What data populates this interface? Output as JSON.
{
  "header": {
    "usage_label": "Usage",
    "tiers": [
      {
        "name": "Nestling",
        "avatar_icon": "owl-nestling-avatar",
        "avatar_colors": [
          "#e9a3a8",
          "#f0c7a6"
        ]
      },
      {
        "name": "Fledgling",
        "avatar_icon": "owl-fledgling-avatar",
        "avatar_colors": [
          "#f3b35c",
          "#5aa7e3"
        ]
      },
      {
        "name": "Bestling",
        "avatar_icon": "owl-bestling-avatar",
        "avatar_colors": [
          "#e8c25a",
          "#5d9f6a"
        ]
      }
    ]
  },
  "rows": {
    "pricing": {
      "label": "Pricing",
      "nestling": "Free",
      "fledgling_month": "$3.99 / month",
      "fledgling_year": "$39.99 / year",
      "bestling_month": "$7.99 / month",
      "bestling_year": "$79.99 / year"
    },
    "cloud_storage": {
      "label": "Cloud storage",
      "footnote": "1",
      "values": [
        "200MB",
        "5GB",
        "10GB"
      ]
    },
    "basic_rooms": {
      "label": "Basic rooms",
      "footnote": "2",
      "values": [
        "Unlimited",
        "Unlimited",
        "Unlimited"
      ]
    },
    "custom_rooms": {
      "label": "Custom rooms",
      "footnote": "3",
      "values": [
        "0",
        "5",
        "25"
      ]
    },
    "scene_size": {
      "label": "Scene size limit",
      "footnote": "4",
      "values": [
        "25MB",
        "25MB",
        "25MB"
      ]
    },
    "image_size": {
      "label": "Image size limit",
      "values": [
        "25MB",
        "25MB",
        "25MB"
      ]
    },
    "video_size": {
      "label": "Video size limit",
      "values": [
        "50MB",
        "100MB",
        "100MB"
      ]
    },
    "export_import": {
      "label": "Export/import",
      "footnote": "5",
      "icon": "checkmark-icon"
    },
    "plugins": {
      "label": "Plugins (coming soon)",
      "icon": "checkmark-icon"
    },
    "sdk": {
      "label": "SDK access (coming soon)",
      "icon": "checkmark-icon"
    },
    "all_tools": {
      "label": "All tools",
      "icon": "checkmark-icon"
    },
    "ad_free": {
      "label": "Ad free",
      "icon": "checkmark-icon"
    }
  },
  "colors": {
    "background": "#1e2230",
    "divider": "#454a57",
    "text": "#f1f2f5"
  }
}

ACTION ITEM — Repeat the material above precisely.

ANSWER AREA —
What data populates this interface? Output as JSON.
{
  "header": {
    "usage_label": "Usage",
    "tiers": [
      {
        "name": "Nestling",
        "avatar_icon": "owl-nestling-avatar",
        "avatar_colors": [
          "#e9a3a8",
          "#f0c7a6"
        ]
      },
      {
        "name": "Fledgling",
        "avatar_icon": "owl-fledgling-avatar",
        "avatar_colors": [
          "#f3b35c",
          "#5aa7e3"
        ]
      },
      {
        "name": "Bestling",
        "avatar_icon": "owl-bestling-avatar",
        "avatar_colors": [
          "#e8c25a",
          "#5d9f6a"
        ]
      }
    ]
  },
  "rows": {
    "pricing": {
      "label": "Pricing",
      "nestling": "Free",
      "fledgling_month": "$3.99 / month",
      "fledgling_year": "$39.99 / year",
      "bestling_month": "$7.99 / month",
      "bestling_year": "$79.99 / year"
    },
    "cloud_storage": {
      "label": "Cloud storage",
      "footnote": "1",
      "values": [
        "200MB",
        "5GB",
        "10GB"
      ]
    },
    "basic_rooms": {
      "label": "Basic rooms",
      "footnote": "2",
      "values": [
        "Unlimited",
        "Unlimited",
        "Unlimited"
      ]
    },
    "custom_rooms": {
      "label": "Custom rooms",
      "footnote": "3",
      "values": [
        "0",
        "5",
        "25"
      ]
    },
    "scene_size": {
      "label": "Scene size limit",
      "footnote": "4",
      "values": [
        "25MB",
        "25MB",
        "25MB"
      ]
    },
    "image_size": {
      "label": "Image size limit",
      "values": [
        "25MB",
        "25MB",
        "25MB"
      ]
    },
    "video_size": {
      "label": "Video size limit",
      "values": [
        "50MB",
        "100MB",
        "100MB"
      ]
    },
    "export_import": {
      "label": "Export/import",
      "footnote": "5",
      "icon": "checkmark-icon"
    },
    "plugins": {
      "label": "Plugins (coming soon)",
      "icon": "checkmark-icon"
    },
    "sdk": {
      "label": "SDK access (coming soon)",
      "icon": "checkmark-icon"
    },
    "all_tools": {
      "label": "All tools",
      "icon": "checkmark-icon"
    },
    "ad_free": {
      "label": "Ad free",
      "icon": "checkmark-icon"
    }
  },
  "colors": {
    "background": "#1e2230",
    "divider": "#454a57",
    "text": "#f1f2f5"
  }
}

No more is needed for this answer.